▶ **YOUR GOAL**: Without omitting anything, copy the data exactly.

(Page and application data records)
#####

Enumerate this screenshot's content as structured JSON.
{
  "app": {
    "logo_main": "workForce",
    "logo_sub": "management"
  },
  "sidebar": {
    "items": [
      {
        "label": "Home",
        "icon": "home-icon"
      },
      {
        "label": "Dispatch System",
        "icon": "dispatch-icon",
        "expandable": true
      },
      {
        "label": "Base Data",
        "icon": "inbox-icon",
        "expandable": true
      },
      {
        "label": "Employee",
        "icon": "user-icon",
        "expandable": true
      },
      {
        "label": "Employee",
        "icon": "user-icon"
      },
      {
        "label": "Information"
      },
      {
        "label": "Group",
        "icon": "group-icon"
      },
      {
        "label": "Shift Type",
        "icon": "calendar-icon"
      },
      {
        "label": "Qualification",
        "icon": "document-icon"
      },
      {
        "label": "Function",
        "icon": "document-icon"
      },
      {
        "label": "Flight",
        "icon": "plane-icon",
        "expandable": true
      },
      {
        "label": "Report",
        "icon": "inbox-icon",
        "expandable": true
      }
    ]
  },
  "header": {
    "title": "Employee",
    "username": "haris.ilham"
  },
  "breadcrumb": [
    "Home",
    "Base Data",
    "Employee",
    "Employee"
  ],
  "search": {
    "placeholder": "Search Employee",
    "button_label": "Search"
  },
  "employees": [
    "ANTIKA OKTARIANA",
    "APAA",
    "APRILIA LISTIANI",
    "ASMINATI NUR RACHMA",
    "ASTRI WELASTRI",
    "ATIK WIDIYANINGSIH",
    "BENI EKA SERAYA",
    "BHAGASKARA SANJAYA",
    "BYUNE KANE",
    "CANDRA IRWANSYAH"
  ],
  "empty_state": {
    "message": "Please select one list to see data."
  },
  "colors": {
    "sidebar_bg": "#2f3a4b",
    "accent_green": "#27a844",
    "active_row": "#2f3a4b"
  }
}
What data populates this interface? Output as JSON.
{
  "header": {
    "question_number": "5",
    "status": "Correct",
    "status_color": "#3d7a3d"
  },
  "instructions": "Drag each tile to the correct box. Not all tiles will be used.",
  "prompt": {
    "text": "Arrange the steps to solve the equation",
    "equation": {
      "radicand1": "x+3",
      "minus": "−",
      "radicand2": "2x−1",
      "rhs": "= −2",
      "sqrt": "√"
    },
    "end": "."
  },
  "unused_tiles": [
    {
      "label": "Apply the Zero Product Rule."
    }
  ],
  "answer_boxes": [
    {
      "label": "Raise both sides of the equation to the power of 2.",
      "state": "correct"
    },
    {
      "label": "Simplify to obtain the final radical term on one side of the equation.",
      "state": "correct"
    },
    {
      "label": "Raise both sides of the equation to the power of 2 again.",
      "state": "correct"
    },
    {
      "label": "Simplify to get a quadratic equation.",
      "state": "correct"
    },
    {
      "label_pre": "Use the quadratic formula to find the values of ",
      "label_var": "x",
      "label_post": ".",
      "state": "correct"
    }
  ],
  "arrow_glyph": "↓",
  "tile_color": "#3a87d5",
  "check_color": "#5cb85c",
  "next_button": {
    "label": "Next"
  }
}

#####

▶ **TASK RESULT**:
Enumerate this screenshot's content as structured JSON.
{
  "app": {
    "logo_main": "workForce",
    "logo_sub": "management"
  },
  "sidebar": {
    "items": [
      {
        "label": "Home",
        "icon": "home-icon"
      },
      {
        "label": "Dispatch System",
        "icon": "dispatch-icon",
        "expandable": true
      },
      {
        "label": "Base Data",
        "icon": "inbox-icon",
        "expandable": true
      },
      {
        "label": "Employee",
        "icon": "user-icon",
        "expandable": true
      },
      {
        "label": "Employee",
        "icon": "user-icon"
      },
      {
        "label": "Information"
      },
      {
        "label": "Group",
        "icon": "group-icon"
      },
      {
        "label": "Shift Type",
        "icon": "calendar-icon"
      },
      {
        "label": "Qualification",
        "icon": "document-icon"
      },
      {
        "label": "Function",
        "icon": "document-icon"
      },
      {
        "label": "Flight",
        "icon": "plane-icon",
        "expandable": true
      },
      {
        "label": "Report",
        "icon": "inbox-icon",
        "expandable": true
      }
    ]
  },
  "header": {
    "title": "Employee",
    "username": "haris.ilham"
  },
  "breadcrumb": [
    "Home",
    "Base Data",
    "Employee",
    "Employee"
  ],
  "search": {
    "placeholder": "Search Employee",
    "button_label": "Search"
  },
  "employees": [
    "ANTIKA OKTARIANA",
    "APAA",
    "APRILIA LISTIANI",
    "ASMINATI NUR RACHMA",
    "ASTRI WELASTRI",
    "ATIK WIDIYANINGSIH",
    "BENI EKA SERAYA",
    "BHAGASKARA SANJAYA",
    "BYUNE KANE",
    "CANDRA IRWANSYAH"
  ],
  "empty_state": {
    "message": "Please select one list to see data."
  },
  "colors": {
    "sidebar_bg": "#2f3a4b",
    "accent_green": "#27a844",
    "active_row": "#2f3a4b"
  }
}
What data populates this interface? Output as JSON.
{
  "header": {
    "question_number": "5",
    "status": "Correct",
    "status_color": "#3d7a3d"
  },
  "instructions": "Drag each tile to the correct box. Not all tiles will be used.",
  "prompt": {
    "text": "Arrange the steps to solve the equation",
    "equation": {
      "radicand1": "x+3",
      "minus": "−",
      "radicand2": "2x−1",
      "rhs": "= −2",
      "sqrt": "√"
    },
    "end": "."
  },
  "unused_tiles": [
    {
      "label": "Apply the Zero Product Rule."
    }
  ],
  "answer_boxes": [
    {
      "label": "Raise both sides of the equation to the power of 2.",
      "state": "correct"
    },
    {
      "label": "Simplify to obtain the final radical term on one side of the equation.",
      "state": "correct"
    },
    {
      "label": "Raise both sides of the equation to the power of 2 again.",
      "state": "correct"
    },
    {
      "label": "Simplify to get a quadratic equation.",
      "state": "correct"
    },
    {
      "label_pre": "Use the quadratic formula to find the values of ",
      "label_var": "x",
      "label_post": ".",
      "state": "correct"
    }
  ],
  "arrow_glyph": "↓",
  "tile_color": "#3a87d5",
  "check_color": "#5cb85c",
  "next_button": {
    "label": "Next"
  }
}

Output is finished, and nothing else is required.